The purpose of the move is to conserve resources and to wait out the military's advance until the cold weather sets in by January, said Azam Tariq, a Taliban spokesman, in a phone call with CNN.
Then, Tariq added, the Taliban will launch a guerrilla war against the Pakistani army in areas far beyond South Waziristan.
The spokesman denied military claims that the Taliban had suffered scores of casualties in the latest offensive. Instead, Tariq told CNN, his fighters killed "more than a thousand" Pakistani security forces.
The Pakistani army attacked South Waziristan on October 17.
The generals have since claimed to have killed dozens of Taliban militants and captured the hometown of militant leader Hakemullah Massoud.
According to a military press release, 30 militants were killed while eight officers were wounded in another day of fierce fighting, which included street to street fighting in the South Waziristan town of Ladha.
It is not possible for CNN to confirm these reports.
Pakistani authorities have barred foreign observers, humanitarian workers and journalists from traveling to the conflict zone, with the exception of several highly-organized visits provided with military escorts.
More than 160,000 civilians have fled the fighting.
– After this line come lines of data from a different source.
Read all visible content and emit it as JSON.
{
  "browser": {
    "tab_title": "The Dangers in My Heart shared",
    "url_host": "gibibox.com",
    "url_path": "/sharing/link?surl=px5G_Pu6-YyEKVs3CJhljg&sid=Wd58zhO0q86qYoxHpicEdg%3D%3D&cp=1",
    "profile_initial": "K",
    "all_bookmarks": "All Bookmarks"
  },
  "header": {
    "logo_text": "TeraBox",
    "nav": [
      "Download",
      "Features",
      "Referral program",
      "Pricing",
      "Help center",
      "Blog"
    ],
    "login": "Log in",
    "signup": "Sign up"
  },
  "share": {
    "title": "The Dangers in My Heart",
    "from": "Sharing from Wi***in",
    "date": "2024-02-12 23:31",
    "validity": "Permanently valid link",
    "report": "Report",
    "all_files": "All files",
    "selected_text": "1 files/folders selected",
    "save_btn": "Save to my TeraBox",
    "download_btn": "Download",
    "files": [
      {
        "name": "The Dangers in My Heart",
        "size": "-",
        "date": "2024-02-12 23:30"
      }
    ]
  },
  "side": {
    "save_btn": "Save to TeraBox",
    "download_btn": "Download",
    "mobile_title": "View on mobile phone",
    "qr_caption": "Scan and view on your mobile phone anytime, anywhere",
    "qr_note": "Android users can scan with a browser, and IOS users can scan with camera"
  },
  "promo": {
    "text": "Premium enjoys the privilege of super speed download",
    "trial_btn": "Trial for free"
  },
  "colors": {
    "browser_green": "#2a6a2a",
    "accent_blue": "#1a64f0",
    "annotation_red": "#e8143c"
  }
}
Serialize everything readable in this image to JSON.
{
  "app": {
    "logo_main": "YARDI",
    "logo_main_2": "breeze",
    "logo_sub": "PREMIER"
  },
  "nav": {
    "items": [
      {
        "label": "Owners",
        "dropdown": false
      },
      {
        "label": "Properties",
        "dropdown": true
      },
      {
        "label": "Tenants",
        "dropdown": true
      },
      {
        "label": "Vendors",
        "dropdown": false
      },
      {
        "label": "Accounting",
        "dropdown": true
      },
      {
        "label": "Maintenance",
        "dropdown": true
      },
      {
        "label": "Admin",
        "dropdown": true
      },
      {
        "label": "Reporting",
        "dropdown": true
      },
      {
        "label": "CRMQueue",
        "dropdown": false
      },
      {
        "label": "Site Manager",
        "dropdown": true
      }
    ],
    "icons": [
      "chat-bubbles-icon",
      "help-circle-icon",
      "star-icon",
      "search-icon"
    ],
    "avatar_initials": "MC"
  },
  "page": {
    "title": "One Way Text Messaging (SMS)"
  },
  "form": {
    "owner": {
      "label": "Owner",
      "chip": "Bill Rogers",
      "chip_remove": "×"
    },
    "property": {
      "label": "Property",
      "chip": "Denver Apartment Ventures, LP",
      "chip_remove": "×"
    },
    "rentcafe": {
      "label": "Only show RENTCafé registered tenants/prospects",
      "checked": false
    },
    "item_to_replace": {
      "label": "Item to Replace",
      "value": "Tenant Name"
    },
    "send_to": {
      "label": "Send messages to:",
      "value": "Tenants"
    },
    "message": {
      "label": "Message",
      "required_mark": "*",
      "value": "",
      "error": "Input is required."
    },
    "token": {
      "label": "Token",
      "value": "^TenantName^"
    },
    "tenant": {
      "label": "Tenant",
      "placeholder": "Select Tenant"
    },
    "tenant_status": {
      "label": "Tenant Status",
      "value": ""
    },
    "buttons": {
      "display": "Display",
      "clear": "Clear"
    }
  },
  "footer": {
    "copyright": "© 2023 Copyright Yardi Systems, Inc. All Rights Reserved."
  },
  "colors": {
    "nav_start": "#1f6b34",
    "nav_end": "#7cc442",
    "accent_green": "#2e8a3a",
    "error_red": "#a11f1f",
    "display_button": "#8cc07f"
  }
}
Aid organizations are sounding the alarm about untold numbers of civilians who they fear may still be trapped in the conflict zone.
Taliban commanders in Pakistan have communicated with the media in recent months, primarily by telephoning Pakistani reporters working in and around the country's troubled border regions.